Like other sap-sucking insects, thrips can often be removed from the plant with a stream of water or an application of insecticidal soap. You can also trap thrips with blue sticky traps. For larger infestations, pesticide sprays work best. For flowering plants with thrips, the best cure is a systemic pesticide, like imidacloprid spikes or acetamiprid, that can kill unseen thrips hiding in closed and inaccessible flower buds.
Long and skinny, springtails are fuzzy-looking black bugs with segmented bodies growing up to 1/4 inch in length. They can't fly, but they can jump, so you may wish to distance yourself from them a bit. Since they prefer to eat decaying organic material, springtails generally don't leave behind a lot of plant damage. They have been known to nosh on plant roots from time to time, however, and most plant keepers don't like seeing them squirming through the soil.
Springtails usually indicate overwatering. If you allow your houseplants to dry out thoroughly between waterings, most springtail problems will solve themselves. You can also rid them by sprinkling a bit of diatomaceous earth on the top of the soil. Diatomaceous earth only works when it's dry, so you'll still have to water less often if you choose to use it.
9. Broad Mites
Unfortunately, this is one pest you don't want to find on your houseplants — and you probably won't. These microscopic insects are impossible to see with the naked eye and can be hard to spot. They can also live inside plants where you can't see them even with magnification. Instead of looking for the mites themselves, look for the damage they cause. If you notice stunted plant growth, curling leaves, and leaves changing color with no discernible cause, you may have broad mites.
Broad mites reproduce at an astounding rate, completing a full life cycle within 5 to 13 days. Because each generation is so short-lived, it takes these pests no time at all to churn out young that are immune to pesticides, making chemical controls virtually useless.
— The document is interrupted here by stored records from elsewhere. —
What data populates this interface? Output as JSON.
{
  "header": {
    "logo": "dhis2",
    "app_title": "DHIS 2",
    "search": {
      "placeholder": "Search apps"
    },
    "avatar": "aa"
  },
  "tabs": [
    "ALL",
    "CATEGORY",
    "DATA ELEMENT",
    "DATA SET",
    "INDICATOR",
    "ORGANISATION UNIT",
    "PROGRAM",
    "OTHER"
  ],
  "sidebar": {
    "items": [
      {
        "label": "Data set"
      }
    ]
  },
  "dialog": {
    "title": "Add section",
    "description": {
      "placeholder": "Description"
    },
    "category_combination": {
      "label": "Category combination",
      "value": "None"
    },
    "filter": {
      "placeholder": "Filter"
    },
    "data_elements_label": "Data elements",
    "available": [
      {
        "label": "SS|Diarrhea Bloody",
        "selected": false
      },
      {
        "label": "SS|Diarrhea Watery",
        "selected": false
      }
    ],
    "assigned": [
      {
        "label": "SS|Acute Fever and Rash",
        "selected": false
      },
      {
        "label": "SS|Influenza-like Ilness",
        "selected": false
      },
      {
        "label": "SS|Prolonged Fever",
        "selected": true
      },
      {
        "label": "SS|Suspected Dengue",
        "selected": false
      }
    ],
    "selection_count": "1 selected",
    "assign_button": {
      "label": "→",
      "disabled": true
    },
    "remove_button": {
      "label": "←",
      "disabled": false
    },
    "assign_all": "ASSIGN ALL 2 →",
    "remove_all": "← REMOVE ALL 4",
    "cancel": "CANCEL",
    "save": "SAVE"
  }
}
Broad mites dislike heat, so you can try completely immersing your plant in water of 110 degrees Fahrenheit for 30 minutes. If you do, it's imperative that you immerse the entire plant and keep it quarantined well away from other houseplants while waiting to see if the situation improves. You can also try treating your plant with dicofol. Sadly, the best treatment for most broad mite damage is to dispose of the infested plant.
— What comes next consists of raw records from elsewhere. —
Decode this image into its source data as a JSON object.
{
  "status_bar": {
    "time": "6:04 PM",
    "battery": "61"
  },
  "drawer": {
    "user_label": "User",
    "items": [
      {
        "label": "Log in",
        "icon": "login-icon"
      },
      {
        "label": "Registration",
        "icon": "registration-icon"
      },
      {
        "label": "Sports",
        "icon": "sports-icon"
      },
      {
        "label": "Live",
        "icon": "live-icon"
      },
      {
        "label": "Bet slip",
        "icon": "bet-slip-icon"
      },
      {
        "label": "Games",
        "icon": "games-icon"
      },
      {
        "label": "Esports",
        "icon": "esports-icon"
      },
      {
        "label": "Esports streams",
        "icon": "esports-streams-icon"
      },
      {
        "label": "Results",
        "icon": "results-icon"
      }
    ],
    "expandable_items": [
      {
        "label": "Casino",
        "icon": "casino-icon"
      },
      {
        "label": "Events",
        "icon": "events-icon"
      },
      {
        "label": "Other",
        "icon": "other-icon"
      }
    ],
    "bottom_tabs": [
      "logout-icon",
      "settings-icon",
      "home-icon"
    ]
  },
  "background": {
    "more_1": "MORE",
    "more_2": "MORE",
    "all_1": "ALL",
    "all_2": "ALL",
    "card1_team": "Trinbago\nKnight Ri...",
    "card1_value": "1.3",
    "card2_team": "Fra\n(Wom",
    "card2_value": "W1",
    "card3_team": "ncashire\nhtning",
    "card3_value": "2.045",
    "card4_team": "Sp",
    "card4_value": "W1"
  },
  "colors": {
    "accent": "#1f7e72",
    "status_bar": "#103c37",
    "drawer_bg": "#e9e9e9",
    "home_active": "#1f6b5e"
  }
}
Prevent Pests On Your Houseplants
Don't have a houseplant infestation yet? Luckily, there are a few ways to prevent damage from occurring in the first place.
- Keep fresh-cut flowers and other produce away from houseplants. One way to prevent pests is to keep fresh cut flowers you bring in from the garden well away from your houseplants. Carefully inspect these flowers and any fresh produce you bring into your home, making sure you're not accidentally bringing pests with you.
- Check before adding new plants to the house. Inspect new houseplants and keep them isolated from your existing collection for a few days after you purchase them.
- Store potting soil properly. Stash any unused potting soil in airtight containers to keep out insects.
- De-stress your plants. Do your best to care for your houseplants properly since stressed plants are more likely to attract and succumb to pests.
Even with these precautions, houseplants can still become infested. Some bugs are so tiny that they can easily come into your home through cracks, under doors and windows, or even through window screens. If you find yourself with a problem, you'll want to identify the pests and get rid of them as quickly as you can, hopefully before they damage your plant. In most cases, you'll find yourself dealing with very common household pests, so there is plenty of help available.